Dataset items

□ □ □

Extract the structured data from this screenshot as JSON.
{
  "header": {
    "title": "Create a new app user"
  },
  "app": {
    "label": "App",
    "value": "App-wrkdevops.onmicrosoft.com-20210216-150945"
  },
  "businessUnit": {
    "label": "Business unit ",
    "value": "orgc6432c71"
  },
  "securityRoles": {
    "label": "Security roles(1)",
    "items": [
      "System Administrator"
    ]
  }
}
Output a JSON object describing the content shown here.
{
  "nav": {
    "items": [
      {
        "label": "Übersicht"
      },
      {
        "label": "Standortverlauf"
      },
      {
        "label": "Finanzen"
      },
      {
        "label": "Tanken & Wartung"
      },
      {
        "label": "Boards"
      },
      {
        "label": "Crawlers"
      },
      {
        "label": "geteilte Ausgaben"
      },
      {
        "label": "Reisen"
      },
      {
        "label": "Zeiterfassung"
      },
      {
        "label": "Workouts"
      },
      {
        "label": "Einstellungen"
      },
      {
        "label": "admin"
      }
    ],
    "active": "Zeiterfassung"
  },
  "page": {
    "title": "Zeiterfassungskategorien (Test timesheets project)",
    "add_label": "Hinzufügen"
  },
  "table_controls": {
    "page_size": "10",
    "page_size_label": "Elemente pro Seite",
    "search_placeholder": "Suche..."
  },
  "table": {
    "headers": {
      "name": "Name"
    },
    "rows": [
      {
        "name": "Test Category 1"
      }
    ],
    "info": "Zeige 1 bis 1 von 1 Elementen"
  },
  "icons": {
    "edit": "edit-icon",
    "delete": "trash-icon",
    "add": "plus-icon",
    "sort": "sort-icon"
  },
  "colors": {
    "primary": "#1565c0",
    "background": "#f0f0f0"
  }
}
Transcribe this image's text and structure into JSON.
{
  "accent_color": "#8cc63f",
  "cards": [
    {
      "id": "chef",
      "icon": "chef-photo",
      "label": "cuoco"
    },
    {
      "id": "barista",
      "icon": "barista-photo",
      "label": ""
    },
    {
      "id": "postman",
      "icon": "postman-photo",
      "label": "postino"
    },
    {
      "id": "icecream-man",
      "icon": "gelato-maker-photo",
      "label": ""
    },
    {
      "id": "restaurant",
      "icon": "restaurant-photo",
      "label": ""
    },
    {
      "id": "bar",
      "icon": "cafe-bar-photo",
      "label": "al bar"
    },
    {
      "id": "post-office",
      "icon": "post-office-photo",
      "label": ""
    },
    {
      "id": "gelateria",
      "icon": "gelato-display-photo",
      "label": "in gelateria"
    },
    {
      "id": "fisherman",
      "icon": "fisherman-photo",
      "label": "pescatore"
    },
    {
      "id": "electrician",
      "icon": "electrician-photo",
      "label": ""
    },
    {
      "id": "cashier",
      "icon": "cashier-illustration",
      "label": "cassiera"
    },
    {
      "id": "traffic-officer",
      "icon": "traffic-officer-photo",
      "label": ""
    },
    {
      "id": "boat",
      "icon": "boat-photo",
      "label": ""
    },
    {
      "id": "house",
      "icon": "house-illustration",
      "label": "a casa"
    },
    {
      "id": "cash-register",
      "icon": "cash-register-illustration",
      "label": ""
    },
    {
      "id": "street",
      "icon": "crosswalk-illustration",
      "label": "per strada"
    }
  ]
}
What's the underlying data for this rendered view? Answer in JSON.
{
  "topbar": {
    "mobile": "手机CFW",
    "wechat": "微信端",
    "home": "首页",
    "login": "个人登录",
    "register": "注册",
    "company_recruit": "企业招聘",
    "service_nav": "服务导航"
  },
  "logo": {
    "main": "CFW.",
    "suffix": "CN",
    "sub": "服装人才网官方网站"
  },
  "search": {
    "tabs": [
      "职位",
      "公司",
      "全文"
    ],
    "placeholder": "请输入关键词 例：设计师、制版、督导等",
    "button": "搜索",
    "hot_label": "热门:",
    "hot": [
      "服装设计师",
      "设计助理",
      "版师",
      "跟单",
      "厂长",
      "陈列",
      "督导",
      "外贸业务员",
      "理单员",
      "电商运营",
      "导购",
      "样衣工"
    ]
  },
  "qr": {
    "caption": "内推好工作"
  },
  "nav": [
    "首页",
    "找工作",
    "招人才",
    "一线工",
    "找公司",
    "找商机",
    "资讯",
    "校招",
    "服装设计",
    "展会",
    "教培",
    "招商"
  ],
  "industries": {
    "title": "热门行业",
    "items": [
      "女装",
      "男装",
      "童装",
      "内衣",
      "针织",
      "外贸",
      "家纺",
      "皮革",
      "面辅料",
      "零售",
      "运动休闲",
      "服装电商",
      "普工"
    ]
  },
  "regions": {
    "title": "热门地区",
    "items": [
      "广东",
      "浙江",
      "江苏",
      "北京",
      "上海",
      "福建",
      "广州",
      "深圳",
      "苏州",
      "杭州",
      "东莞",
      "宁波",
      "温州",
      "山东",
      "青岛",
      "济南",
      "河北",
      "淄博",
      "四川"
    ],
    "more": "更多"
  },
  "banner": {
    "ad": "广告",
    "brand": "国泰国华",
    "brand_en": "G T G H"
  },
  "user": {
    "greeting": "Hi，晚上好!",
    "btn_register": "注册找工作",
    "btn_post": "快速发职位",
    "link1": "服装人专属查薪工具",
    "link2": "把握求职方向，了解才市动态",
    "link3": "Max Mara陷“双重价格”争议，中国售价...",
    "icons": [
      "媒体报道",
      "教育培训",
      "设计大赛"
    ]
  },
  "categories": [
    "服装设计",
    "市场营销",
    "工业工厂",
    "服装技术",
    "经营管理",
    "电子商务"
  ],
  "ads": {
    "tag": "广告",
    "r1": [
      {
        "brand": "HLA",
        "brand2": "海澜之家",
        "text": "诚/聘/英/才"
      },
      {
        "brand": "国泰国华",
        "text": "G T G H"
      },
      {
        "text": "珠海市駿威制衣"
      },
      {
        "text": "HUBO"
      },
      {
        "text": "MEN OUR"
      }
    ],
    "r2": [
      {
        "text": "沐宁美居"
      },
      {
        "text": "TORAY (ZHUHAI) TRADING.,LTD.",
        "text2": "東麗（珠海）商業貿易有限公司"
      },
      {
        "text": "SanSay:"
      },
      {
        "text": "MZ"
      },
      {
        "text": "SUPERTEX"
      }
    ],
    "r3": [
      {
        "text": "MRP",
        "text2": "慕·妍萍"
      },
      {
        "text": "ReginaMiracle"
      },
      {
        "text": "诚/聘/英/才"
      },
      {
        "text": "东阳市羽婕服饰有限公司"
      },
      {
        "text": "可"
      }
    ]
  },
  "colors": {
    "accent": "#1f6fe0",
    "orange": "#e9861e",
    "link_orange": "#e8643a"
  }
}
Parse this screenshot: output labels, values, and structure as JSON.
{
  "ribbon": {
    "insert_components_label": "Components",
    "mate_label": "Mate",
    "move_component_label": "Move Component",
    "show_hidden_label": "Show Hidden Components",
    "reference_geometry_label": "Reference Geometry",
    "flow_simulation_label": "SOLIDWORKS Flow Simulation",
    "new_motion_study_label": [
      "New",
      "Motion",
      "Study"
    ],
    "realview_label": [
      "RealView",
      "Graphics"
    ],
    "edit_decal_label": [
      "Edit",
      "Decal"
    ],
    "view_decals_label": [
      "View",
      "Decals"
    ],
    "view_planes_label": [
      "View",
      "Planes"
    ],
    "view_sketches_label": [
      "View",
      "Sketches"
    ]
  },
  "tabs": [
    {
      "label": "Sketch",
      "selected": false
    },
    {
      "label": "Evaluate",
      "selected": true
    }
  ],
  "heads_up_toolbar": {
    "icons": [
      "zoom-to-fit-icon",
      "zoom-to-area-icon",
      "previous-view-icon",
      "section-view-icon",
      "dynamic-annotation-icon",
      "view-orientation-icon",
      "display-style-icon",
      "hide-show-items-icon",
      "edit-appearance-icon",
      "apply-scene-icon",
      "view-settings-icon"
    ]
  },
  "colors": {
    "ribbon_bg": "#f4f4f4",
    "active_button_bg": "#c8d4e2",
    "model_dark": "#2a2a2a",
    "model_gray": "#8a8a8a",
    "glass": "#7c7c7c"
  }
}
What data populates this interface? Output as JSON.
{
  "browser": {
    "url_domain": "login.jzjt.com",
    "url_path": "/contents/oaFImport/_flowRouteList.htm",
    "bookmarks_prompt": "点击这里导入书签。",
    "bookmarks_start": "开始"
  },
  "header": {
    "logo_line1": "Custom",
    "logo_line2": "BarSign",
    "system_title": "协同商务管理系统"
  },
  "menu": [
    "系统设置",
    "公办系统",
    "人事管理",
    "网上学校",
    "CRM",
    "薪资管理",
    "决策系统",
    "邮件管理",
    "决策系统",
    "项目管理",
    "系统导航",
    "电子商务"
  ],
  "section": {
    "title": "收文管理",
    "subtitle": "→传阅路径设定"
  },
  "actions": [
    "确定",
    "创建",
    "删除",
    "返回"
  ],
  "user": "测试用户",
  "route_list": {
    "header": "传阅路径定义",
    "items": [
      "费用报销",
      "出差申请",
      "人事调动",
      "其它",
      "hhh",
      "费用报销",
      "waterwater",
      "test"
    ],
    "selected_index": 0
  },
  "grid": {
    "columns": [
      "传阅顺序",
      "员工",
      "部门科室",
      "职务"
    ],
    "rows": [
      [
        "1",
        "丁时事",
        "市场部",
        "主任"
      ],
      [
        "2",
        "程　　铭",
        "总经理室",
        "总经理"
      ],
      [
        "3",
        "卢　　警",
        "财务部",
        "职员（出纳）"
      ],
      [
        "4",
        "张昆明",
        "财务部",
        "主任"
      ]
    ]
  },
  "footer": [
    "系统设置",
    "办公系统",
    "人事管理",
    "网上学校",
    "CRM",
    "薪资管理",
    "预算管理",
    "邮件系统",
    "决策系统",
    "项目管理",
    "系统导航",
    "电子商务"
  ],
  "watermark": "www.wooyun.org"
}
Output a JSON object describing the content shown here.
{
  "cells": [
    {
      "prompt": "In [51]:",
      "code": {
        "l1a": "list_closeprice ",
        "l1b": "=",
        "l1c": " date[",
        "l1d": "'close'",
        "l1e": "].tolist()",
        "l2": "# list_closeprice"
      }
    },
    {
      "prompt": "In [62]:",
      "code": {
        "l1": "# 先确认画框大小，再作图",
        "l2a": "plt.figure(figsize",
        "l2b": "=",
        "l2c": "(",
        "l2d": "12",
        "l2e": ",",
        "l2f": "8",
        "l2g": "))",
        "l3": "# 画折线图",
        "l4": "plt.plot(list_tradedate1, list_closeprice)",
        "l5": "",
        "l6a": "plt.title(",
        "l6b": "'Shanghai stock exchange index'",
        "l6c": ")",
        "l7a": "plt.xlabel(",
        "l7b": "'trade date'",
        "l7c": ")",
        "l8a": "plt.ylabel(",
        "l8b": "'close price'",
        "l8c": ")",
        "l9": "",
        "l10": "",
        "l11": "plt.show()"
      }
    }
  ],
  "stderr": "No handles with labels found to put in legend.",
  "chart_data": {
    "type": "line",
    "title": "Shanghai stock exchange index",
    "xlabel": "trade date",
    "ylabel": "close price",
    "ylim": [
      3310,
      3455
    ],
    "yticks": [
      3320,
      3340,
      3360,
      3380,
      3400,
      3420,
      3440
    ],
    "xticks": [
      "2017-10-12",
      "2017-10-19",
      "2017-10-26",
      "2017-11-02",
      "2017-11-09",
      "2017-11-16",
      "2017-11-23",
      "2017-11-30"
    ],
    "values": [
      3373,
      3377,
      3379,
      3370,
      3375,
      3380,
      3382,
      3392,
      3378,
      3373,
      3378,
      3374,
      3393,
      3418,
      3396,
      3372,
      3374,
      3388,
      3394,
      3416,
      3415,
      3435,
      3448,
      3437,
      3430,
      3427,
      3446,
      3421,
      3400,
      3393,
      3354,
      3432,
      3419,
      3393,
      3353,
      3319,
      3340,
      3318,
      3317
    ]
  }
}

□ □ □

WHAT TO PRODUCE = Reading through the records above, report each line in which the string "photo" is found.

TASK RESULT =
      "icon": "chef-photo",
      "icon": "barista-photo",
      "icon": "postman-photo",
      "icon": "gelato-maker-photo",
      "icon": "restaurant-photo",
      "icon": "cafe-bar-photo",
      "icon": "post-office-photo",
      "icon": "gelato-display-photo",
      "icon": "fisherman-photo",
      "icon": "electrician-photo",
      "icon": "traffic-officer-photo",
      "icon": "boat-photo",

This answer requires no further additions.